(Web page and app entries)
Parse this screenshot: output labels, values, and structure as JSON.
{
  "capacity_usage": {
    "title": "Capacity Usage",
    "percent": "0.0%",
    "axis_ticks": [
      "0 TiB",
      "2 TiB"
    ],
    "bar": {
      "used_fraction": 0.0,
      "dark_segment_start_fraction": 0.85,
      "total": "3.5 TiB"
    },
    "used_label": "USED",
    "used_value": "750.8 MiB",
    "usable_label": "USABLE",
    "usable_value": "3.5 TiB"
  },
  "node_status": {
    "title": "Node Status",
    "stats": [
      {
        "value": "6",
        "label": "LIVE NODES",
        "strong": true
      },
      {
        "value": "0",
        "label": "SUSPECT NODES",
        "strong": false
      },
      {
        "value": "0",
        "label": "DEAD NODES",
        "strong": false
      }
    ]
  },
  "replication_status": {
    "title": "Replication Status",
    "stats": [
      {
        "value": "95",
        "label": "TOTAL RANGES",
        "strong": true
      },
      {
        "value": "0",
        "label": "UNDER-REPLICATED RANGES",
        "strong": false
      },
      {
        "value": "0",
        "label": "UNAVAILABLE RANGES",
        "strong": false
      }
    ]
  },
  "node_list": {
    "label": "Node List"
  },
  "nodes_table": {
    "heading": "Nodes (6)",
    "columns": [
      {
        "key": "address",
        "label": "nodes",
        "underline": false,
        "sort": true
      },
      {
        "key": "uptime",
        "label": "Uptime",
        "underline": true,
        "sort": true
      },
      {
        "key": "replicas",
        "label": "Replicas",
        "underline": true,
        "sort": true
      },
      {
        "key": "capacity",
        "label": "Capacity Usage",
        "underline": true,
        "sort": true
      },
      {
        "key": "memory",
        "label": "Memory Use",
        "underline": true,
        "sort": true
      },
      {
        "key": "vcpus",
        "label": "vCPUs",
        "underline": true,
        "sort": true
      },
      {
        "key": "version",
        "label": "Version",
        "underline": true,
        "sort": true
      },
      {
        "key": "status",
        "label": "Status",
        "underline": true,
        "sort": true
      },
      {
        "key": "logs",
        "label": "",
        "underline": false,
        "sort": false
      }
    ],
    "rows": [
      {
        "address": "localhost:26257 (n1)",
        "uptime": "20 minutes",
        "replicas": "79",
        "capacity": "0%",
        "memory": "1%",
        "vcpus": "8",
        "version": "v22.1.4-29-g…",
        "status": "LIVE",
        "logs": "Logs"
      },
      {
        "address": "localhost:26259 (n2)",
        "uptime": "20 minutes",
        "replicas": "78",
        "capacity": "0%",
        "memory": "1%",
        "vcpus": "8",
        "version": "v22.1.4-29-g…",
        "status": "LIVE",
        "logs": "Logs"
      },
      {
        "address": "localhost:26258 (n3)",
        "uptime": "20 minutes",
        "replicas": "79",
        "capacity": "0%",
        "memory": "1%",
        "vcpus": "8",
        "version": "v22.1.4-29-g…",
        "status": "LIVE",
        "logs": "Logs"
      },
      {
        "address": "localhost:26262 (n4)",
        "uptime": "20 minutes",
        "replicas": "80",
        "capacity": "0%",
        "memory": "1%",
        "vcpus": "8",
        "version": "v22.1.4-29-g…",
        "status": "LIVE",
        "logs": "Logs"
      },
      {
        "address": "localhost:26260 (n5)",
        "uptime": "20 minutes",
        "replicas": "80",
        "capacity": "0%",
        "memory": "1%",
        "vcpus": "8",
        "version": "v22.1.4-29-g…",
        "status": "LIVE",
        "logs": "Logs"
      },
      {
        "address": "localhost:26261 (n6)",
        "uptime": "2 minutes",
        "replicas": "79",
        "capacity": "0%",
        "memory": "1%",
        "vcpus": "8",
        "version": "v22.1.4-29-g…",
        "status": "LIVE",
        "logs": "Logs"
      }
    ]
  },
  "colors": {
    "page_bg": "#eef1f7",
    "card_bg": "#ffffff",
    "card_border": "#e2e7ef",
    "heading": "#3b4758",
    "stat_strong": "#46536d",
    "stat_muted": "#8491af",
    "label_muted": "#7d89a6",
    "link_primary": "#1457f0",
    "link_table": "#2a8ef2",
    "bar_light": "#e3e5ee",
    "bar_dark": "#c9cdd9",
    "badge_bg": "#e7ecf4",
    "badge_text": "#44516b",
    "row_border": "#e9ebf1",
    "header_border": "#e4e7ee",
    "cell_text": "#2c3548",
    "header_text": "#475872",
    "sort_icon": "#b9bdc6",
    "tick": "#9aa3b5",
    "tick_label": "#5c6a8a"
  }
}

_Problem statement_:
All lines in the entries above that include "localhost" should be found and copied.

_Task answer_:
        "address": "localhost:26257 (n1)",
        "address": "localhost:26259 (n2)",
        "address": "localhost:26258 (n3)",
        "address": "localhost:26262 (n4)",
        "address": "localhost:26260 (n5)",
        "address": "localhost:26261 (n6)",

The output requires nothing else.